*** Data records
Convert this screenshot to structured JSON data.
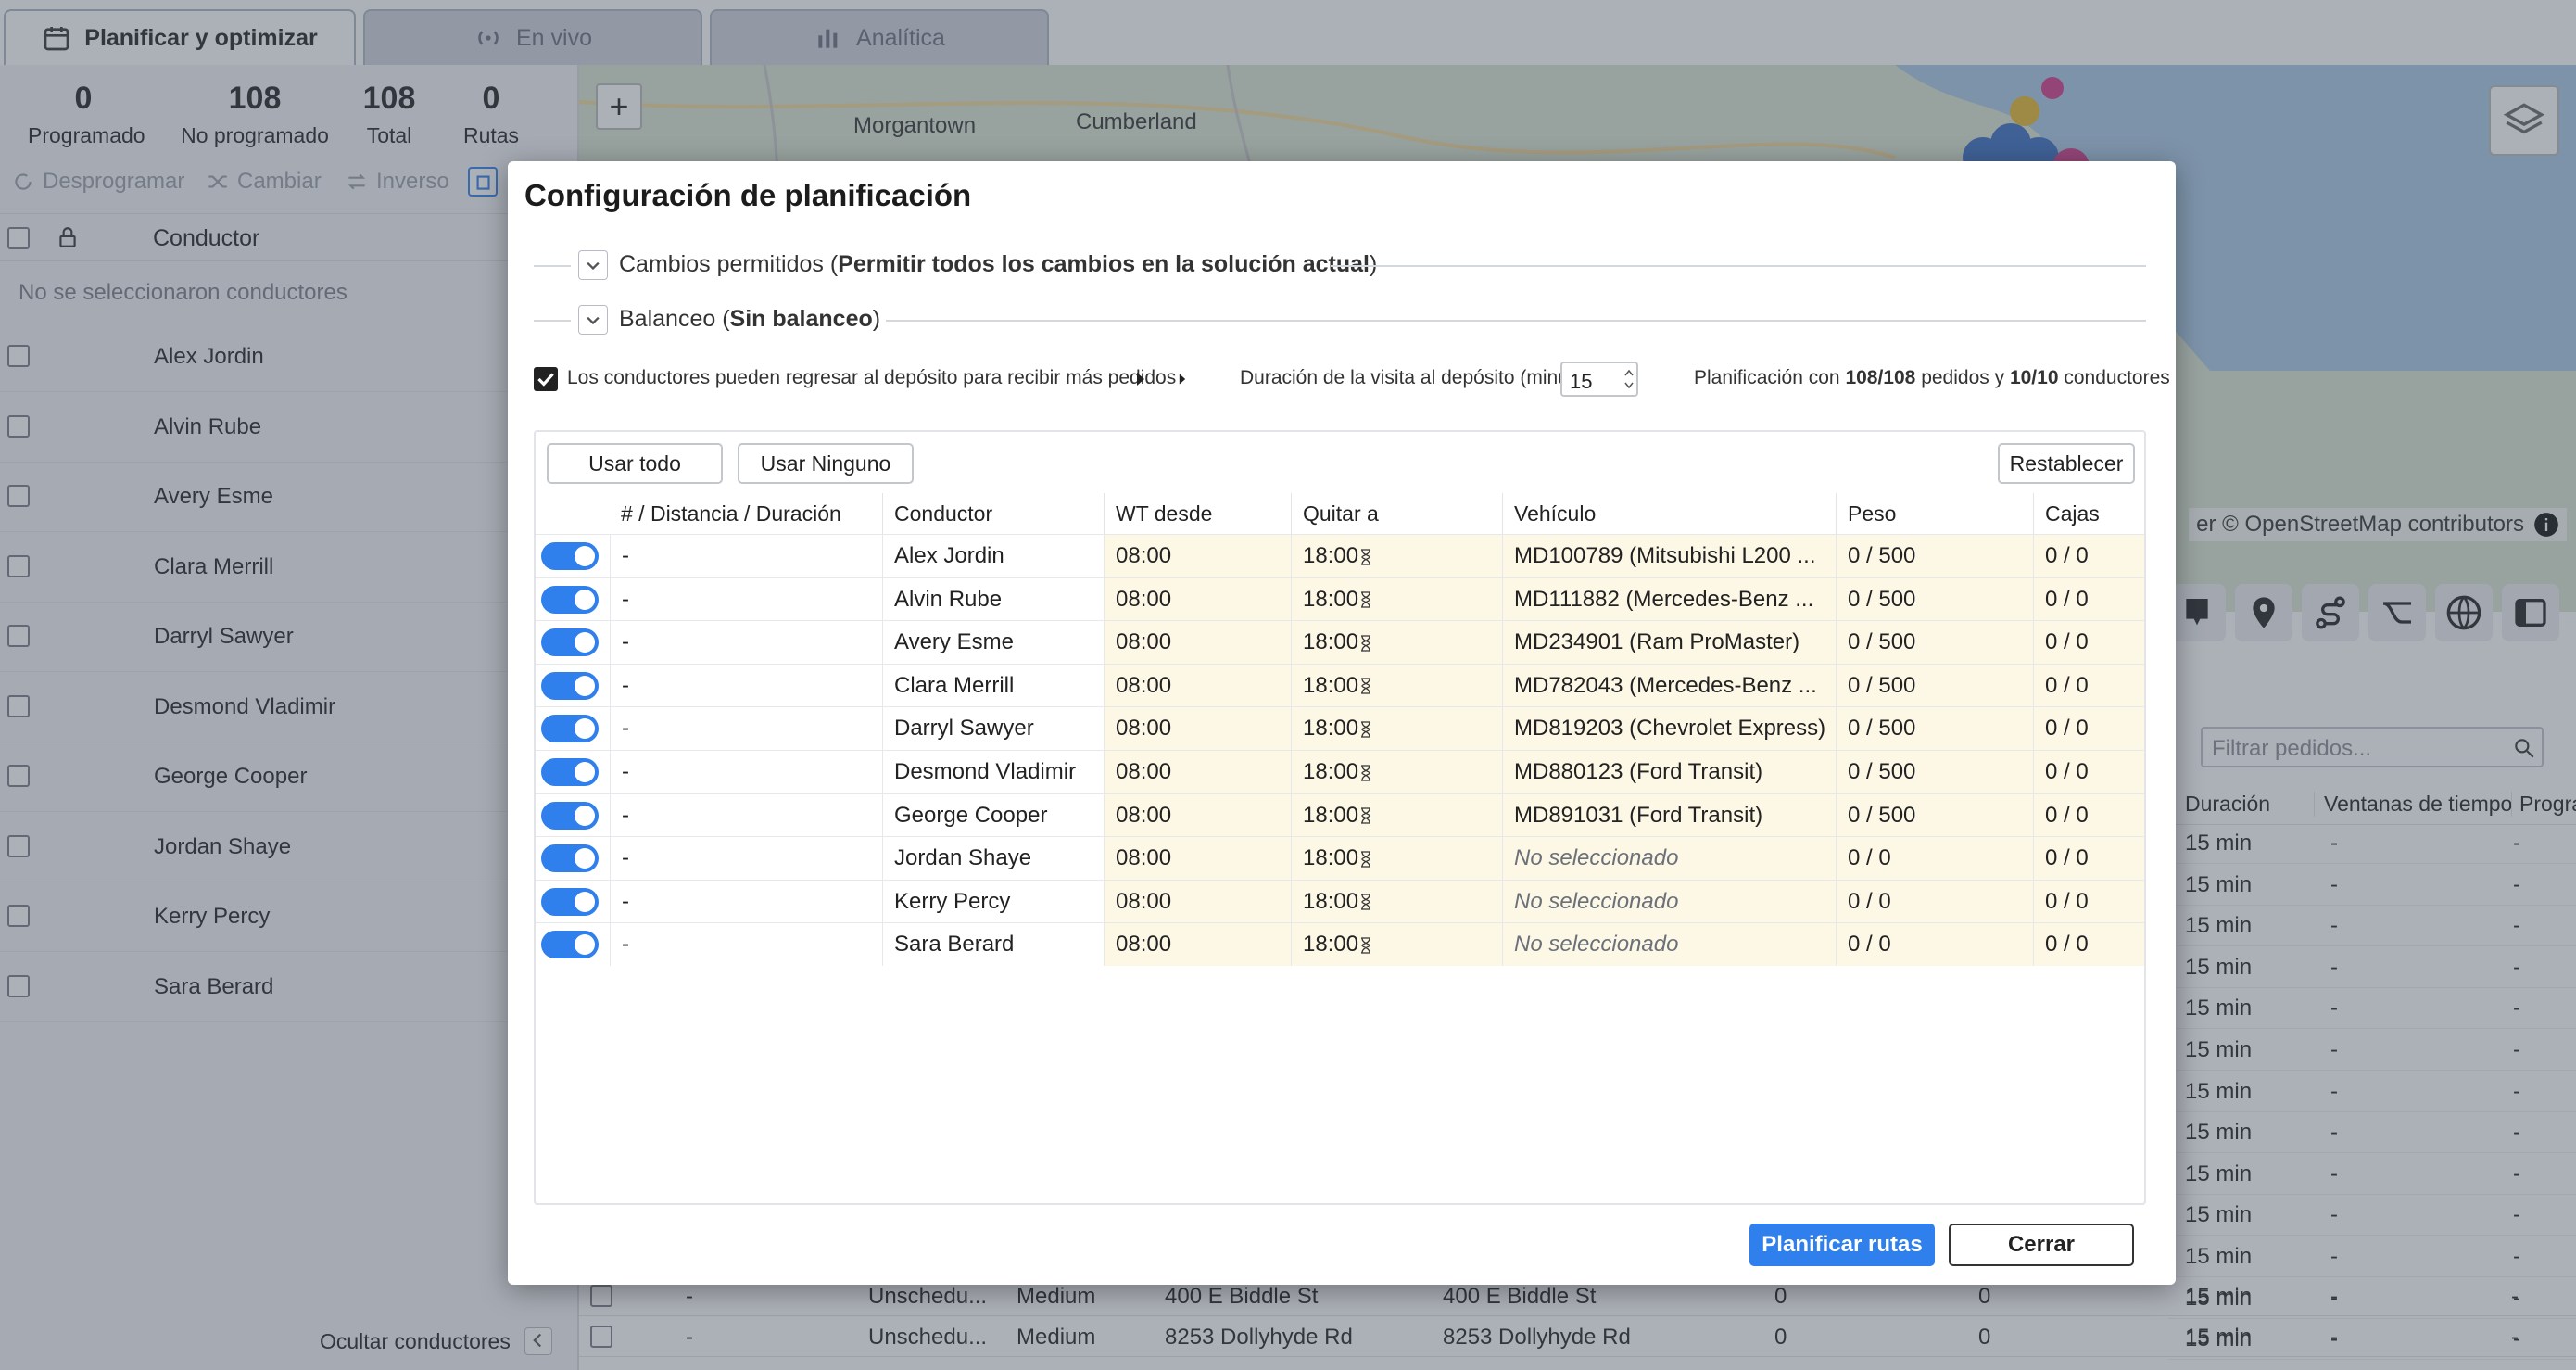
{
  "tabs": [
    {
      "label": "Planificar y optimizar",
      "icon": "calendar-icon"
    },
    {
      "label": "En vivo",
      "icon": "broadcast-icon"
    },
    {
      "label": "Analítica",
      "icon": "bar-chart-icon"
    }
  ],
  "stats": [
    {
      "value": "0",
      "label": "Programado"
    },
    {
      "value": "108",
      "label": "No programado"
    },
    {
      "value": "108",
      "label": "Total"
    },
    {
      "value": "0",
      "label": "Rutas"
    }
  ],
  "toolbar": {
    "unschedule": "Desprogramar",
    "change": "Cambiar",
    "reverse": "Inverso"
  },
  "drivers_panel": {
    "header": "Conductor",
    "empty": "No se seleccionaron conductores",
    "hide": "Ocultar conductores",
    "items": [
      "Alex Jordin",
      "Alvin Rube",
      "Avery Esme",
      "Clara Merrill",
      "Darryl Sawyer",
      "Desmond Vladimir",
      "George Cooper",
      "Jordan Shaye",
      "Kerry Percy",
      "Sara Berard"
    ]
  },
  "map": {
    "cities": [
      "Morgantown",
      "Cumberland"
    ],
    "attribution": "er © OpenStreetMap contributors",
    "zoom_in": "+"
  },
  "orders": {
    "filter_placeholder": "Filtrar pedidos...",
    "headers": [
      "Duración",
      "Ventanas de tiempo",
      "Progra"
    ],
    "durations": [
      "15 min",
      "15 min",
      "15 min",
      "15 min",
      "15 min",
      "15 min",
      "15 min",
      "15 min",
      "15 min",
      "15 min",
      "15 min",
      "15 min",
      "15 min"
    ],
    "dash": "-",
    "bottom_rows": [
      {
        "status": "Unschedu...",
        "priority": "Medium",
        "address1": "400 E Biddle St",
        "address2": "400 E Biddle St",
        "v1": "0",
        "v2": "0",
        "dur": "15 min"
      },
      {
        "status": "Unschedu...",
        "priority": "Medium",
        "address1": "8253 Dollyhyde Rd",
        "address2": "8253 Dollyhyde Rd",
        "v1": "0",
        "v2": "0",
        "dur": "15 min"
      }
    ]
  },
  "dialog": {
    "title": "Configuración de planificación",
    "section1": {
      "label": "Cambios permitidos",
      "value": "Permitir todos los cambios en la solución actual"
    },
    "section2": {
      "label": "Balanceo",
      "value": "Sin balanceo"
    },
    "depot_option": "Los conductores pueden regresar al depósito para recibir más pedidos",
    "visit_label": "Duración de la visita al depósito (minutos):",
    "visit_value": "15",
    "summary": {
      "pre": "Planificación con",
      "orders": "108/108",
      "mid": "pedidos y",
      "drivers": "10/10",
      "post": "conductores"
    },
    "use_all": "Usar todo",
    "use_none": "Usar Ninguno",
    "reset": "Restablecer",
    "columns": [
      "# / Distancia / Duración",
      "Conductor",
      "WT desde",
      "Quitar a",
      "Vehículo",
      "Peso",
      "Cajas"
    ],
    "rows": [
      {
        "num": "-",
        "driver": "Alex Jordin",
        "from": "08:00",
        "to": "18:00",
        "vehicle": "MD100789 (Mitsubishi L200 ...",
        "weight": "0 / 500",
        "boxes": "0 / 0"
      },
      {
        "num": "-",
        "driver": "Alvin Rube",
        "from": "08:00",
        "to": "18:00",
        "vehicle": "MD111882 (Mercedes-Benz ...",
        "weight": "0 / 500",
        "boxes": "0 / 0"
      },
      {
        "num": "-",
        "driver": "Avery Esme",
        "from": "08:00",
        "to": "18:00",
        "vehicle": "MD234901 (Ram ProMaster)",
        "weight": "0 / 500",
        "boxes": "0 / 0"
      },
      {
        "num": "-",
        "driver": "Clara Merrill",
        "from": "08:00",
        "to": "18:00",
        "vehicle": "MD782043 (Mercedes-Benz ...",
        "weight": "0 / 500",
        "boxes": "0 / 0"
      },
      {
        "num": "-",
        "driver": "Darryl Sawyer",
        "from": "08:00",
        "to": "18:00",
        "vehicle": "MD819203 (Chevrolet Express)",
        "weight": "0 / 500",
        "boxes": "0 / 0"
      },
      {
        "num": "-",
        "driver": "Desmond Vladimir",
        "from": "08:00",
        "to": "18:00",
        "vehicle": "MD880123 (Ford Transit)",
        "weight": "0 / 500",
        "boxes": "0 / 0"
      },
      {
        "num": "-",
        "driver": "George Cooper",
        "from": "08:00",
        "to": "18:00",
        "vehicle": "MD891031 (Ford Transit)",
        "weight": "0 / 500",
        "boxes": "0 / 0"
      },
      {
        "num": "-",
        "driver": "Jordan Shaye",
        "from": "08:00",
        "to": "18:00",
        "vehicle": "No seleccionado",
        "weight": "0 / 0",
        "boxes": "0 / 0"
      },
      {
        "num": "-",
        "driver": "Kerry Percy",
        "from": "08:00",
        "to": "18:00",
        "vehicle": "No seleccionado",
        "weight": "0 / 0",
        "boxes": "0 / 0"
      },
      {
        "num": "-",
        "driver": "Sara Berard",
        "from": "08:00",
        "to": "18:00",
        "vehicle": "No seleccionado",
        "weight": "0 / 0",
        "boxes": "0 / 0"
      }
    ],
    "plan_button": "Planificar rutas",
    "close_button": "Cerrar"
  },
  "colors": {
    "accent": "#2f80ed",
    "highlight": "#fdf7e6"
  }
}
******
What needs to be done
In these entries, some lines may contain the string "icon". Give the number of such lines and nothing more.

Task result
3